_Dataset rows for apps and sites:_
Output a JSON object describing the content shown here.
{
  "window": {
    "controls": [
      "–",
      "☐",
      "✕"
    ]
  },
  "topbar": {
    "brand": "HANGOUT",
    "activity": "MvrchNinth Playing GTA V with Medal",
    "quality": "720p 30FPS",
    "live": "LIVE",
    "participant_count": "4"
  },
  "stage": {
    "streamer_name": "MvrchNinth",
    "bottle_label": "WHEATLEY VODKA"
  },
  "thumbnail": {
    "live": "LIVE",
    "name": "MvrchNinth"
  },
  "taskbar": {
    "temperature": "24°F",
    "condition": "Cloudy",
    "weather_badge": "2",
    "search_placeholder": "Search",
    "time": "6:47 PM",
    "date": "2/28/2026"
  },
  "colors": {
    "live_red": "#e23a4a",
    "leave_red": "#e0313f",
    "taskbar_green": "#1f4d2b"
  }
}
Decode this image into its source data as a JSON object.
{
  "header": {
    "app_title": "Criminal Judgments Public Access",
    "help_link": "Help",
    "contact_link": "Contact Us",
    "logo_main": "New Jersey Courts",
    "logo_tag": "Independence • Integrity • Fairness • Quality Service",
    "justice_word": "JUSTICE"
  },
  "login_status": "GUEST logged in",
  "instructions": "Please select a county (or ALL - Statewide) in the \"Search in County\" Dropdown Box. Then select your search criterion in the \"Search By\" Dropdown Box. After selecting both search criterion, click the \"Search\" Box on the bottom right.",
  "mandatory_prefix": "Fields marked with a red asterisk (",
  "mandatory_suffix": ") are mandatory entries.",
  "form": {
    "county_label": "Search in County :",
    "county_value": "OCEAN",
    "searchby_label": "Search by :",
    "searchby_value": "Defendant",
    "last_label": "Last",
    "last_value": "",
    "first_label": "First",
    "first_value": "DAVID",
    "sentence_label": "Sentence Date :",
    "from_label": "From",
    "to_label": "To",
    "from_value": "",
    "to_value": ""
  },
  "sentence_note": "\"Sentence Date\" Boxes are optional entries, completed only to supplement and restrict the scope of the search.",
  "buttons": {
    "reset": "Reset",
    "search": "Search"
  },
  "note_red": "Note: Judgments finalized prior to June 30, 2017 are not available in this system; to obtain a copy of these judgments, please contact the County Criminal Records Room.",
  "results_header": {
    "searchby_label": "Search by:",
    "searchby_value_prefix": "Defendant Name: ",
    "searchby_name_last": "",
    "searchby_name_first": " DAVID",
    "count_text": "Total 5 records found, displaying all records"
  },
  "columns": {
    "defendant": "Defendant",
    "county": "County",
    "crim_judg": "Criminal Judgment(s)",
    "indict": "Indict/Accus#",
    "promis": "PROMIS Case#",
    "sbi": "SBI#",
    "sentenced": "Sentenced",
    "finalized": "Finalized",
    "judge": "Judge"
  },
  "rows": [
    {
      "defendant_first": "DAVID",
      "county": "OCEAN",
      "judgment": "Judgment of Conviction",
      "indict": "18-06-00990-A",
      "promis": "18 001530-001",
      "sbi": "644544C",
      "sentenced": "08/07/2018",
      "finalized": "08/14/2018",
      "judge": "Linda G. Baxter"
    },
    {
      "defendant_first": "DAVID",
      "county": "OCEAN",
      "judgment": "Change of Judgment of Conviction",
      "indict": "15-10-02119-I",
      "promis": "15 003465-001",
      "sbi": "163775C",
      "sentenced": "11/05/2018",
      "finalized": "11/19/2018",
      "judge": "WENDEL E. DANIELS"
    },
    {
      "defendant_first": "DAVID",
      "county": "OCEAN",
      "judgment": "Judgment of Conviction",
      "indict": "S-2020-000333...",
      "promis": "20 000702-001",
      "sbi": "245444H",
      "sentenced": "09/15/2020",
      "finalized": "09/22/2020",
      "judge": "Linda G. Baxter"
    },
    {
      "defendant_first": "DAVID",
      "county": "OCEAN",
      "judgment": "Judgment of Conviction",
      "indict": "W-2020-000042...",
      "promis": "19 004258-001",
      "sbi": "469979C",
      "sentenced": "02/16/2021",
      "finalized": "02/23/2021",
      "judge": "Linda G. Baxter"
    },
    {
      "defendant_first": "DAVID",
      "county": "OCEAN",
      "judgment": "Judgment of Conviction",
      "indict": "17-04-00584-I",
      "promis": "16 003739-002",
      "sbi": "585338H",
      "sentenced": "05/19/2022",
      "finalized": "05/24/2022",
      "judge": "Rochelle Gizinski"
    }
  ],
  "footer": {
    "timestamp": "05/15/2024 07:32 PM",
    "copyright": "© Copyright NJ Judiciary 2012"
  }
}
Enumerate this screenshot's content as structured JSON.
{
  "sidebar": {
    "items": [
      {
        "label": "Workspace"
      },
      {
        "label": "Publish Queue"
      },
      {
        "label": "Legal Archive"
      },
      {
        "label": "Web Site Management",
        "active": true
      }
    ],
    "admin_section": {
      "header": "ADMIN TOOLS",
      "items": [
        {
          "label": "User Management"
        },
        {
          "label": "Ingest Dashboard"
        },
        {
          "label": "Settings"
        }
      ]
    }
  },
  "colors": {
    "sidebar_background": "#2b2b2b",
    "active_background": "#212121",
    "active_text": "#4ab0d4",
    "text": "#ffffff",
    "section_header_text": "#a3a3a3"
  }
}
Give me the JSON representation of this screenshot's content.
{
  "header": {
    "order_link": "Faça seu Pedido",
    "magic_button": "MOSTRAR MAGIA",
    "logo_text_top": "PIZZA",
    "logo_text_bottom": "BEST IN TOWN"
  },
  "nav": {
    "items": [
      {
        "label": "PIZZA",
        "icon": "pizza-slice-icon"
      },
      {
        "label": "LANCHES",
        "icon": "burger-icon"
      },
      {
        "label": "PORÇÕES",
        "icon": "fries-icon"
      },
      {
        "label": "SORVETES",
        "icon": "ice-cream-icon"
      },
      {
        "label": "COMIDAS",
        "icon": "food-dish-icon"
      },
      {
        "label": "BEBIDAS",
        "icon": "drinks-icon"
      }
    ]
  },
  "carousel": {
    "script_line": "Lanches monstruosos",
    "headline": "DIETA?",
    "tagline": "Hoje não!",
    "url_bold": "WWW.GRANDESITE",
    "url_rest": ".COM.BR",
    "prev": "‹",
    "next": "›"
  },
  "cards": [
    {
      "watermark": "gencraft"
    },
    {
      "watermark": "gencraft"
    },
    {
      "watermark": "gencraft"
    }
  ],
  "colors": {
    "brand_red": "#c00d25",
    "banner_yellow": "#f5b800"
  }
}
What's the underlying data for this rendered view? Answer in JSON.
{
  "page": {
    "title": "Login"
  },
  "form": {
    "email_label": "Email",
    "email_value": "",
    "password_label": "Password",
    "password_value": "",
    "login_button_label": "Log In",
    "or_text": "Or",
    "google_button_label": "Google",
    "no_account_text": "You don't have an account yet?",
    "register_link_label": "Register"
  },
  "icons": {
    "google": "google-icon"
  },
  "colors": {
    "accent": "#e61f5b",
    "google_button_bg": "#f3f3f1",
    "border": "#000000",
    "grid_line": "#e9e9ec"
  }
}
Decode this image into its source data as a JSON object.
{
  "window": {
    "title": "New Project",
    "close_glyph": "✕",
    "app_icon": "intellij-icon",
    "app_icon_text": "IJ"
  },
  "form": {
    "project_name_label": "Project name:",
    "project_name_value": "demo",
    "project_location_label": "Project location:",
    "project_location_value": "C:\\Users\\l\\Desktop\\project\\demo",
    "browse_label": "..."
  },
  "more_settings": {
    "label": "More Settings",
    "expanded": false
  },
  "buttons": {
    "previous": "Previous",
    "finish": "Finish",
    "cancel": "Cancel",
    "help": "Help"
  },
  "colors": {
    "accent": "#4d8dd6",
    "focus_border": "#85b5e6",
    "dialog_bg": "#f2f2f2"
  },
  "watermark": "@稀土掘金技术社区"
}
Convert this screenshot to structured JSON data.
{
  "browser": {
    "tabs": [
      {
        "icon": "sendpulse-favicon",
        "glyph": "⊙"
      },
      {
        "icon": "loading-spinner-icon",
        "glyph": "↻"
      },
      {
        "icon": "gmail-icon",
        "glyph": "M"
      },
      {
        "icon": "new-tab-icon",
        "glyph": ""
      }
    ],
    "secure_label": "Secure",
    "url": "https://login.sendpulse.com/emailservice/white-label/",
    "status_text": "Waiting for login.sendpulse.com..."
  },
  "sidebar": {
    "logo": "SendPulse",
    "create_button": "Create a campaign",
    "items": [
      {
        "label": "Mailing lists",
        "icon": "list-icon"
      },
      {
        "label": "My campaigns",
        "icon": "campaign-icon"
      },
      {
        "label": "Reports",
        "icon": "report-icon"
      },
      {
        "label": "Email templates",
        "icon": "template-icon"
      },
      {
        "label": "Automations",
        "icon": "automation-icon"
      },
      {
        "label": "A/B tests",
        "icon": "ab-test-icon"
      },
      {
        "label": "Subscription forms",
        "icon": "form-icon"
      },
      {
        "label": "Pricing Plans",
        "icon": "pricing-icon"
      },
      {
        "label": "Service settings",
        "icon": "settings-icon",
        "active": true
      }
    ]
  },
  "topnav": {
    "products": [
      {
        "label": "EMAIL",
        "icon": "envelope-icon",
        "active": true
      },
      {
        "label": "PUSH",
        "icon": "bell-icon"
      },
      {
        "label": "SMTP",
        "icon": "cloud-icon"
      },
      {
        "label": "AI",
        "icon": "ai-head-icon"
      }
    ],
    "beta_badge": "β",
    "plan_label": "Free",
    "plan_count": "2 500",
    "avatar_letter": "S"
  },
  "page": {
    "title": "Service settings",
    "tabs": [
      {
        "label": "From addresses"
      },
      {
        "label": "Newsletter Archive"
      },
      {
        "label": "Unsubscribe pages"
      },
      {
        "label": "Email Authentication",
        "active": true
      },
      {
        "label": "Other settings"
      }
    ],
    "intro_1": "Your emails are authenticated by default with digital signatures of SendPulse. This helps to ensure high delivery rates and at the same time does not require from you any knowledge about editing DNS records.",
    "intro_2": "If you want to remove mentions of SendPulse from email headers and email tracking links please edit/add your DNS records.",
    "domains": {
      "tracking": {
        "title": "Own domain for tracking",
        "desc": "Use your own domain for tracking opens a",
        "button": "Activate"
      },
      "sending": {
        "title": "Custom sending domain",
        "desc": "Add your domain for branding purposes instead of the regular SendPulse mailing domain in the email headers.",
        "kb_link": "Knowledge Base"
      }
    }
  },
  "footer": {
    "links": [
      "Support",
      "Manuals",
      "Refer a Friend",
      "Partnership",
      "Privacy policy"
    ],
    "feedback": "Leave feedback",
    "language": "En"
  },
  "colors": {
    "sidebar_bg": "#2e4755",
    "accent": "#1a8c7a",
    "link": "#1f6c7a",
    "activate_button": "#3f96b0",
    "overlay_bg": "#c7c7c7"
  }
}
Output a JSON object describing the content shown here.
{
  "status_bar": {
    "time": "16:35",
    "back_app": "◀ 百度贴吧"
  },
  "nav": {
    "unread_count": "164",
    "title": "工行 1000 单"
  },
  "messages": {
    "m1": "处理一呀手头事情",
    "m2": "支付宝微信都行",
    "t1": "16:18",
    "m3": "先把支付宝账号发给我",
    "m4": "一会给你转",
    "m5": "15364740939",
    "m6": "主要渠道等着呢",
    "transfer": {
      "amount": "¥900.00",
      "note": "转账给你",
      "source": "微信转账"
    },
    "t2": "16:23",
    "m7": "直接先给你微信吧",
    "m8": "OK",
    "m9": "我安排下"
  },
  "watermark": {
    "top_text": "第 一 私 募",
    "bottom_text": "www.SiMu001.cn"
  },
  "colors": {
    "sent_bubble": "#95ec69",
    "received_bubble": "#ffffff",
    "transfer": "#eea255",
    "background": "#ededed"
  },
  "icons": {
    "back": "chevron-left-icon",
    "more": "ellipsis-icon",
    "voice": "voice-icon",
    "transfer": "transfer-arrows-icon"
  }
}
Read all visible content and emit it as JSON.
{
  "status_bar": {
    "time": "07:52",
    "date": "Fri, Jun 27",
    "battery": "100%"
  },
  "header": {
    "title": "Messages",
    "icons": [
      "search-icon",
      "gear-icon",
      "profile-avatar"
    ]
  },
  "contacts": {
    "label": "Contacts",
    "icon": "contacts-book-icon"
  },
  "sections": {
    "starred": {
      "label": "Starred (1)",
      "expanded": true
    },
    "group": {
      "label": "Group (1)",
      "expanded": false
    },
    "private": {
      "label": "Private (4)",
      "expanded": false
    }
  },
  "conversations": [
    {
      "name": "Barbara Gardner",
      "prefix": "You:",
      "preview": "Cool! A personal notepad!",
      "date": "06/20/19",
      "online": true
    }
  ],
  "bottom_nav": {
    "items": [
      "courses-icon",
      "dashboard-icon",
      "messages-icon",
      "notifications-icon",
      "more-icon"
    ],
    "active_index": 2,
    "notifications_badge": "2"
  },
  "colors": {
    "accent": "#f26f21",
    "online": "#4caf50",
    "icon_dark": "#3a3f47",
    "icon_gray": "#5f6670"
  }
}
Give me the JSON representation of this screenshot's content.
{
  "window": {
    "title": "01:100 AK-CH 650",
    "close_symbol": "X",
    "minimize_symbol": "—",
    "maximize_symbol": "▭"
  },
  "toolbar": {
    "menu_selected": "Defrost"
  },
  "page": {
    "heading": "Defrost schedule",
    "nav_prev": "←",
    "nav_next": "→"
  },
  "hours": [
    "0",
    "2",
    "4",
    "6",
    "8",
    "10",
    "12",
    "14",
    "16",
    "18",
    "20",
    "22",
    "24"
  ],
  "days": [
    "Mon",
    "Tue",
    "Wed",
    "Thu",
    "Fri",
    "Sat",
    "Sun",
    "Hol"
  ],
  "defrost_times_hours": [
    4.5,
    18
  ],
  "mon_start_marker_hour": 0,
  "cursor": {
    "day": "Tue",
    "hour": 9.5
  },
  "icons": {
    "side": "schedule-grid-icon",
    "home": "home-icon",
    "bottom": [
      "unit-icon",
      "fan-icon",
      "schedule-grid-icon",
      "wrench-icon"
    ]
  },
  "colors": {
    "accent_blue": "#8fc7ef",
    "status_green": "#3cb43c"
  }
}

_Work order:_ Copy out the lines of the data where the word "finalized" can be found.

_Problem solution:_
  "note_red": "Note: Judgments finalized prior to June 30, 2017 are not available in this system; to obtain a copy of these judgments, please contact the County Criminal Records Room.",
    "finalized": "Finalized",
      "finalized": "08/14/2018",
      "finalized": "11/19/2018",
      "finalized": "09/22/2020",
      "finalized": "02/23/2021",
      "finalized": "05/24/2022",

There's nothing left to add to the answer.